Local baseball fans often associate Gene Autry with the Angels, as the “Singing Cowboy” owned the team from its 1961 inaugural season until a year before his death in 1998, but Autry didn’t initially intend to own a baseball team. The entertainer was actually bidding for radio-broadcasting rights for the expansion team that was awarded to Los Angeles in the late 1950s. He was talked into owning the team, which played in South Los Angeles’ Wrigley Field in 1961 and Dodger Stadium from 1962 to 1965, before moving to Orange County. Autry’s legacy lives on at Griffith Park’s Autry National Center (4700 Western Heritage Way, Los Angeles, 323.667.2000), which includes more than half a million pieces of art and artifacts related to the American West and Native American culture, as well as ongoing programs for history buffs and kids alike.
Like the Oscars and Emmys, the GRAMMY Awards take place once a year at a single Los Angeles location, but that wasn’t always the case. From its inaugural 1959 ceremony until 1970, the GRAMMYs were given out each year in multiple awards ceremonies that took place in cities like New York, Chicago and Nashville, in addition to Los Angeles. Starting with the 1971 event at the Hollywood Palladium, the GRAMMYs went to the single-ceremony format it uses today. Music buffs looking for a heavy-duty primer on the GRAMMYs should check out the GRAMMY Museum at L.A. LIVE (800 Olympic Blvd., Los Angeles, 213.763.2167), which includes four floors and more than 30,000 square feet of interactive exhibits that give a full history of rock, R&B, country, and hip-hop music, among other genres.

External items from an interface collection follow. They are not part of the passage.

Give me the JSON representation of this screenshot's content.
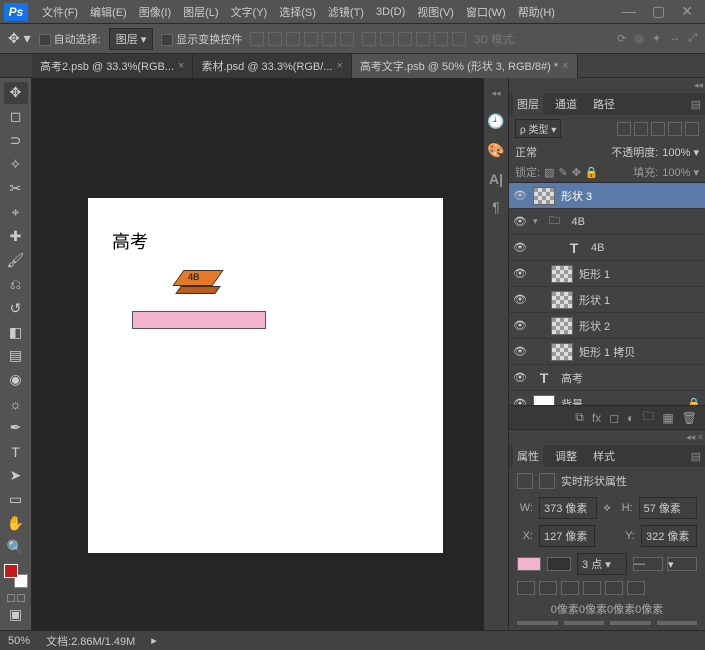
{
  "app": {
    "logo": "Ps"
  },
  "menu": {
    "file": "文件(F)",
    "edit": "编辑(E)",
    "image": "图像(I)",
    "layer": "图层(L)",
    "type": "文字(Y)",
    "select": "选择(S)",
    "filter": "滤镜(T)",
    "threed": "3D(D)",
    "view": "视图(V)",
    "window": "窗口(W)",
    "help": "帮助(H)"
  },
  "optbar": {
    "auto_select": "自动选择:",
    "auto_target": "图层 ▾",
    "show_controls": "显示变换控件",
    "threed_mode": "3D 模式:"
  },
  "tabs": [
    {
      "label": "高考2.psb @ 33.3%(RGB..."
    },
    {
      "label": "素材.psd @ 33.3%(RGB/..."
    },
    {
      "label": "高考文字.psb @ 50% (形状 3, RGB/8#) *",
      "active": true
    }
  ],
  "canvas": {
    "text1": "高考",
    "eraser_label": "4B"
  },
  "layers_panel": {
    "tab_layers": "图层",
    "tab_channels": "通道",
    "tab_paths": "路径",
    "kind": "ρ 类型 ▾",
    "blend": "正常",
    "opacity_label": "不透明度:",
    "opacity": "100% ▾",
    "lock_label": "锁定:",
    "fill_label": "填充:",
    "fill": "100% ▾",
    "layers": [
      {
        "name": "形状 3",
        "type": "shape",
        "selected": true
      },
      {
        "name": "4B",
        "type": "group"
      },
      {
        "name": "4B",
        "type": "text",
        "indent": 2
      },
      {
        "name": "矩形 1",
        "type": "shape",
        "indent": 1
      },
      {
        "name": "形状 1",
        "type": "shape",
        "indent": 1
      },
      {
        "name": "形状 2",
        "type": "shape",
        "indent": 1
      },
      {
        "name": "矩形 1 拷贝",
        "type": "shape",
        "indent": 1
      },
      {
        "name": "高考",
        "type": "text"
      },
      {
        "name": "背景",
        "type": "bg",
        "locked": true
      }
    ]
  },
  "props_panel": {
    "tab_props": "属性",
    "tab_adjust": "调整",
    "tab_styles": "样式",
    "title": "实时形状属性",
    "w_label": "W:",
    "w": "373 像素",
    "h_label": "H:",
    "h": "57 像素",
    "x_label": "X:",
    "x": "127 像素",
    "y_label": "Y:",
    "y": "322 像素",
    "stroke_width": "3 点 ▾",
    "corners": "0像素0像素0像素0像素"
  },
  "status": {
    "zoom": "50%",
    "doc": "文档:2.86M/1.49M"
  }
}
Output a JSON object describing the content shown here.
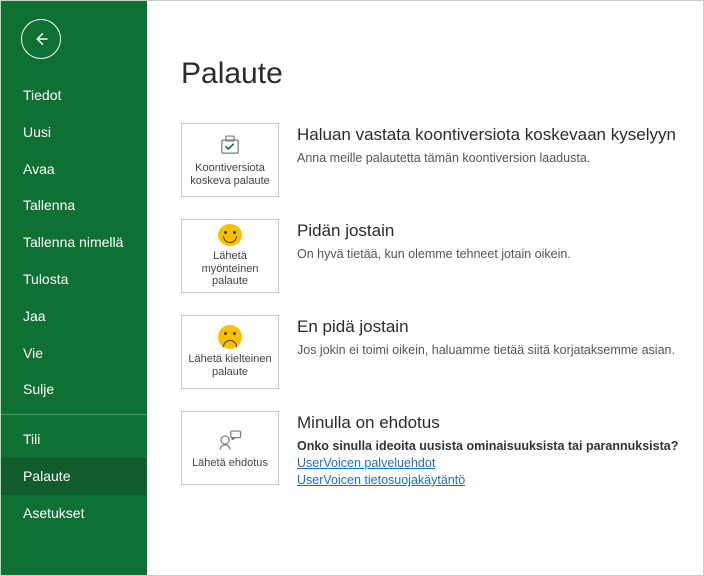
{
  "sidebar": {
    "items": [
      {
        "label": "Tiedot"
      },
      {
        "label": "Uusi"
      },
      {
        "label": "Avaa"
      },
      {
        "label": "Tallenna"
      },
      {
        "label": "Tallenna nimellä"
      },
      {
        "label": "Tulosta"
      },
      {
        "label": "Jaa"
      },
      {
        "label": "Vie"
      },
      {
        "label": "Sulje"
      },
      {
        "label": "Tili"
      },
      {
        "label": "Palaute"
      },
      {
        "label": "Asetukset"
      }
    ],
    "selected_index": 10
  },
  "page": {
    "title": "Palaute",
    "options": [
      {
        "tile_label": "Koontiversiota koskeva palaute",
        "title": "Haluan vastata koontiversiota koskevaan kyselyyn",
        "desc": "Anna meille palautetta tämän koontiversion laadusta."
      },
      {
        "tile_label": "Lähetä myönteinen palaute",
        "title": "Pidän jostain",
        "desc": "On hyvä tietää, kun olemme tehneet jotain oikein."
      },
      {
        "tile_label": "Lähetä kielteinen palaute",
        "title": "En pidä jostain",
        "desc": "Jos jokin ei toimi oikein, haluamme tietää siitä korjataksemme asian."
      },
      {
        "tile_label": "Lähetä ehdotus",
        "title": "Minulla on ehdotus",
        "desc": "Onko sinulla ideoita uusista ominaisuuksista tai parannuksista?",
        "links": [
          "UserVoicen palveluehdot",
          "UserVoicen tietosuojakäytäntö"
        ]
      }
    ]
  }
}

Those who grew up thinking of Los Angeles as a group of suburbs and districts with no residential center will have to update their perspective, as the dozens of older downtown buildings that have been converted and upgraded into apartments and condos now house one of LA’s larger communities. In fact, more than 50,000 people live in Downtown, up from about 35,000 a decade ago, making Downtown more populous than Silver Lake and Los Feliz, and about as big as San Pedro and Encino, according to LA Observed. It’s a good thing Grand Central Market (317 S. Broadway, Los Angeles, 213.624.9496) has been there for hungry Downtown residents and visitors for the better part of the past century. Opened in 1917, the Grand Central Market houses dozens of food, beverage and produce stalls, reflecting LA’s melting pot of cultures better than any guidebook.